*Data about app and page elements:*
○ ○ ○

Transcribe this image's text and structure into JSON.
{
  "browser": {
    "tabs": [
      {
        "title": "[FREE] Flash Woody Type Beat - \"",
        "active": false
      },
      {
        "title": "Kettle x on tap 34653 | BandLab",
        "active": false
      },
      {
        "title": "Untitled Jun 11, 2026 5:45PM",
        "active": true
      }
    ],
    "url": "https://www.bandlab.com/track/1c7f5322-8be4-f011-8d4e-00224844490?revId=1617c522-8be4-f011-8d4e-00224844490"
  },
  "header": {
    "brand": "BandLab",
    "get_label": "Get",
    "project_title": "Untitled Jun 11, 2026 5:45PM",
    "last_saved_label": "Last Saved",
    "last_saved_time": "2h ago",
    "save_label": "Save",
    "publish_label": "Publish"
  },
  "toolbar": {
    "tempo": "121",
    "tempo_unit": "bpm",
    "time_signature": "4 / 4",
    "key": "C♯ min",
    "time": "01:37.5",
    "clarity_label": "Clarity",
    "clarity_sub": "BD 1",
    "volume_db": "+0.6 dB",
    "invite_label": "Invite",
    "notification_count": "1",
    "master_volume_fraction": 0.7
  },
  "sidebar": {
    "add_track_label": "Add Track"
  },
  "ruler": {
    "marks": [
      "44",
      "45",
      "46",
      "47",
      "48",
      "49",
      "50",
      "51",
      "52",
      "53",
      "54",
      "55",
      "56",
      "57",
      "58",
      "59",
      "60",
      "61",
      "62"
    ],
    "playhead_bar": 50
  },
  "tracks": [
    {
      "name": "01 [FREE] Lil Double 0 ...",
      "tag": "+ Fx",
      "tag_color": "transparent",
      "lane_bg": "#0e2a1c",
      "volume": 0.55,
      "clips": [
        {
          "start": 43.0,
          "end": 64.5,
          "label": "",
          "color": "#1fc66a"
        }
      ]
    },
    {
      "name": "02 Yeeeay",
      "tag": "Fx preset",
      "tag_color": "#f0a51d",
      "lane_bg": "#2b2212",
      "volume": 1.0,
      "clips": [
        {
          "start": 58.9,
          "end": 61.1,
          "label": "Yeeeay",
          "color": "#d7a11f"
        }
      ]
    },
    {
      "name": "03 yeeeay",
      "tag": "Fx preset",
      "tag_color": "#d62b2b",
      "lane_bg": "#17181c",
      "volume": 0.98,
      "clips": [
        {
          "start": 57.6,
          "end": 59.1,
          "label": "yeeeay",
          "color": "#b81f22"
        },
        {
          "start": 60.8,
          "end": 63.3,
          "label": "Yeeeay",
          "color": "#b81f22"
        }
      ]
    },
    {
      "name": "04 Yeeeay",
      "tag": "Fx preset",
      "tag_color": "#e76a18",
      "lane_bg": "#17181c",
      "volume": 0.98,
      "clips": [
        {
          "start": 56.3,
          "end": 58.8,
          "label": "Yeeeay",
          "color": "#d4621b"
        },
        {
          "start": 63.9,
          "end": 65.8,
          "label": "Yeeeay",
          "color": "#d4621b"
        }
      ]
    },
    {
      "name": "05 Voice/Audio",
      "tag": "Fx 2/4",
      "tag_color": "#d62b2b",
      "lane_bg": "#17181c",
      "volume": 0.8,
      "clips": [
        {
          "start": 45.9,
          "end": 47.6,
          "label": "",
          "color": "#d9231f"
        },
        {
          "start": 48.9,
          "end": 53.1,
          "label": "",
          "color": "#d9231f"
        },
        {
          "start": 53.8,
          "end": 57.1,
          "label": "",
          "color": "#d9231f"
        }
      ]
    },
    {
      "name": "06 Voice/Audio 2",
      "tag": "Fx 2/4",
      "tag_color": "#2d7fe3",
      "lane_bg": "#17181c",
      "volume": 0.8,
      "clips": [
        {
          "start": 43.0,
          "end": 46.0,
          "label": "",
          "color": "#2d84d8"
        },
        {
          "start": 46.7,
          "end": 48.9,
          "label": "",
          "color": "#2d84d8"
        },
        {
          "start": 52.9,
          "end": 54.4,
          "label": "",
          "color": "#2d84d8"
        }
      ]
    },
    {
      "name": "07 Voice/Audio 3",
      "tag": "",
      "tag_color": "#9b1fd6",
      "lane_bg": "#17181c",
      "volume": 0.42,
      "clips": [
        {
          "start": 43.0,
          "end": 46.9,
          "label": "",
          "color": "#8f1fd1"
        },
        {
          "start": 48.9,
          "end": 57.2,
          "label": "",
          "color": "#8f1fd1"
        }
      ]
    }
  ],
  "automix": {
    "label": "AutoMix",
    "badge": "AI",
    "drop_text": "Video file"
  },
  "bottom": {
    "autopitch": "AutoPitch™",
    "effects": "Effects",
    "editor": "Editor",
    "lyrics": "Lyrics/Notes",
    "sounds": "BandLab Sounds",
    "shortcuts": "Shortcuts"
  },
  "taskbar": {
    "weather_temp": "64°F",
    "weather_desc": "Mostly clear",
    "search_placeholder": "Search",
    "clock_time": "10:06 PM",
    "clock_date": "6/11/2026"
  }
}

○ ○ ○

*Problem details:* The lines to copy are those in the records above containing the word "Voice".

*Task solution:*
      "name": "05 Voice/Audio",
      "name": "06 Voice/Audio 2",
      "name": "07 Voice/Audio 3",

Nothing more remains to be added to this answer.